=== DATASET EXTRACT ===

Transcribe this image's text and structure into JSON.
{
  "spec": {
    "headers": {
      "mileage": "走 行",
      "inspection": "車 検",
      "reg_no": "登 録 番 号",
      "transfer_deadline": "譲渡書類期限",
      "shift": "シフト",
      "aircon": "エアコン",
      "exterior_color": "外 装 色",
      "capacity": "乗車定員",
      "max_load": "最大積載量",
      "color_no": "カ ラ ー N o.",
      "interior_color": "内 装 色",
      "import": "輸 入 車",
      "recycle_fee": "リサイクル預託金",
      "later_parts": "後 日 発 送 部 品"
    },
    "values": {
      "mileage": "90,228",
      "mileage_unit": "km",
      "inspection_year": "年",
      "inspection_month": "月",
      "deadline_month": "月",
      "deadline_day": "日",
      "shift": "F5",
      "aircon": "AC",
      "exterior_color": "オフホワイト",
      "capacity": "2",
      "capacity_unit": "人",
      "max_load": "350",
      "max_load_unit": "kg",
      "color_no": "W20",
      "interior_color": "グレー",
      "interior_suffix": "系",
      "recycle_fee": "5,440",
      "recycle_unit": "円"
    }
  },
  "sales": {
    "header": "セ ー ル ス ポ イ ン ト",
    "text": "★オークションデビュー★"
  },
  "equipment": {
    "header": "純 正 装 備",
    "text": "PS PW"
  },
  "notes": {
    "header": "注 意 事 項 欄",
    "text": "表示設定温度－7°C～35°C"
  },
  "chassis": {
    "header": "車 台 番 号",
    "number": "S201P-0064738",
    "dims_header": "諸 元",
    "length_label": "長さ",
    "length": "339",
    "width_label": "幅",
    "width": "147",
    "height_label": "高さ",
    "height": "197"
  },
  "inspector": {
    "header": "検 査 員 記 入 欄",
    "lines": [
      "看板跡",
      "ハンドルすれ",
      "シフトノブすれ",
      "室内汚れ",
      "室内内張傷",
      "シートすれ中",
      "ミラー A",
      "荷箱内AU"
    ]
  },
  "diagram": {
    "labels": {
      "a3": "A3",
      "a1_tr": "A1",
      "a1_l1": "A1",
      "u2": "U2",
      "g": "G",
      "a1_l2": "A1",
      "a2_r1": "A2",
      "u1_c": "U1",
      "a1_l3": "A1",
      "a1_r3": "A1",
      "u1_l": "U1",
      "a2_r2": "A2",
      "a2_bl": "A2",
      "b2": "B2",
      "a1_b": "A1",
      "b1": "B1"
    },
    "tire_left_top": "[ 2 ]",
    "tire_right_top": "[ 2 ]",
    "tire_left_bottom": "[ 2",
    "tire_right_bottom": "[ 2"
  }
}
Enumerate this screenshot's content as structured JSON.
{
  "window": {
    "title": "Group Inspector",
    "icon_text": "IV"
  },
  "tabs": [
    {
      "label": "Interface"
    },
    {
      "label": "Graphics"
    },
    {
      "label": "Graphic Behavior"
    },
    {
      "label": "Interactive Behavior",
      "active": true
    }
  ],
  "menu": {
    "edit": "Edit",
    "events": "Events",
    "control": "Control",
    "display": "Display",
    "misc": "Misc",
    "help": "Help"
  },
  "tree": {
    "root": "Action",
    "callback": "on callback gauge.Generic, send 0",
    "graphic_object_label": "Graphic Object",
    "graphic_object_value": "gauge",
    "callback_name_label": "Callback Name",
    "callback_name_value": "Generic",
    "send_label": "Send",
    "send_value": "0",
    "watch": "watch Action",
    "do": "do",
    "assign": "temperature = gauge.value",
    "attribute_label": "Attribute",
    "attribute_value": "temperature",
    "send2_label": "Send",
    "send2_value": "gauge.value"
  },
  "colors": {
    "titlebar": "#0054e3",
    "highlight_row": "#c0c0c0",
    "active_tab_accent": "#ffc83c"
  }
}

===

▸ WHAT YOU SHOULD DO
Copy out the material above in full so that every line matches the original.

▸ OUTPUT OF THE EXERCISE
Transcribe this image's text and structure into JSON.
{
  "spec": {
    "headers": {
      "mileage": "走 行",
      "inspection": "車 検",
      "reg_no": "登 録 番 号",
      "transfer_deadline": "譲渡書類期限",
      "shift": "シフト",
      "aircon": "エアコン",
      "exterior_color": "外 装 色",
      "capacity": "乗車定員",
      "max_load": "最大積載量",
      "color_no": "カ ラ ー N o.",
      "interior_color": "内 装 色",
      "import": "輸 入 車",
      "recycle_fee": "リサイクル預託金",
      "later_parts": "後 日 発 送 部 品"
    },
    "values": {
      "mileage": "90,228",
      "mileage_unit": "km",
      "inspection_year": "年",
      "inspection_month": "月",
      "deadline_month": "月",
      "deadline_day": "日",
      "shift": "F5",
      "aircon": "AC",
      "exterior_color": "オフホワイト",
      "capacity": "2",
      "capacity_unit": "人",
      "max_load": "350",
      "max_load_unit": "kg",
      "color_no": "W20",
      "interior_color": "グレー",
      "interior_suffix": "系",
      "recycle_fee": "5,440",
      "recycle_unit": "円"
    }
  },
  "sales": {
    "header": "セ ー ル ス ポ イ ン ト",
    "text": "★オークションデビュー★"
  },
  "equipment": {
    "header": "純 正 装 備",
    "text": "PS PW"
  },
  "notes": {
    "header": "注 意 事 項 欄",
    "text": "表示設定温度－7°C～35°C"
  },
  "chassis": {
    "header": "車 台 番 号",
    "number": "S201P-0064738",
    "dims_header": "諸 元",
    "length_label": "長さ",
    "length": "339",
    "width_label": "幅",
    "width": "147",
    "height_label": "高さ",
    "height": "197"
  },
  "inspector": {
    "header": "検 査 員 記 入 欄",
    "lines": [
      "看板跡",
      "ハンドルすれ",
      "シフトノブすれ",
      "室内汚れ",
      "室内内張傷",
      "シートすれ中",
      "ミラー A",
      "荷箱内AU"
    ]
  },
  "diagram": {
    "labels": {
      "a3": "A3",
      "a1_tr": "A1",
      "a1_l1": "A1",
      "u2": "U2",
      "g": "G",
      "a1_l2": "A1",
      "a2_r1": "A2",
      "u1_c": "U1",
      "a1_l3": "A1",
      "a1_r3": "A1",
      "u1_l": "U1",
      "a2_r2": "A2",
      "a2_bl": "A2",
      "b2": "B2",
      "a1_b": "A1",
      "b1": "B1"
    },
    "tire_left_top": "[ 2 ]",
    "tire_right_top": "[ 2 ]",
    "tire_left_bottom": "[ 2",
    "tire_right_bottom": "[ 2"
  }
}
Enumerate this screenshot's content as structured JSON.
{
  "window": {
    "title": "Group Inspector",
    "icon_text": "IV"
  },
  "tabs": [
    {
      "label": "Interface"
    },
    {
      "label": "Graphics"
    },
    {
      "label": "Graphic Behavior"
    },
    {
      "label": "Interactive Behavior",
      "active": true
    }
  ],
  "menu": {
    "edit": "Edit",
    "events": "Events",
    "control": "Control",
    "display": "Display",
    "misc": "Misc",
    "help": "Help"
  },
  "tree": {
    "root": "Action",
    "callback": "on callback gauge.Generic, send 0",
    "graphic_object_label": "Graphic Object",
    "graphic_object_value": "gauge",
    "callback_name_label": "Callback Name",
    "callback_name_value": "Generic",
    "send_label": "Send",
    "send_value": "0",
    "watch": "watch Action",
    "do": "do",
    "assign": "temperature = gauge.value",
    "attribute_label": "Attribute",
    "attribute_value": "temperature",
    "send2_label": "Send",
    "send2_value": "gauge.value"
  },
  "colors": {
    "titlebar": "#0054e3",
    "highlight_row": "#c0c0c0",
    "active_tab_accent": "#ffc83c"
  }
}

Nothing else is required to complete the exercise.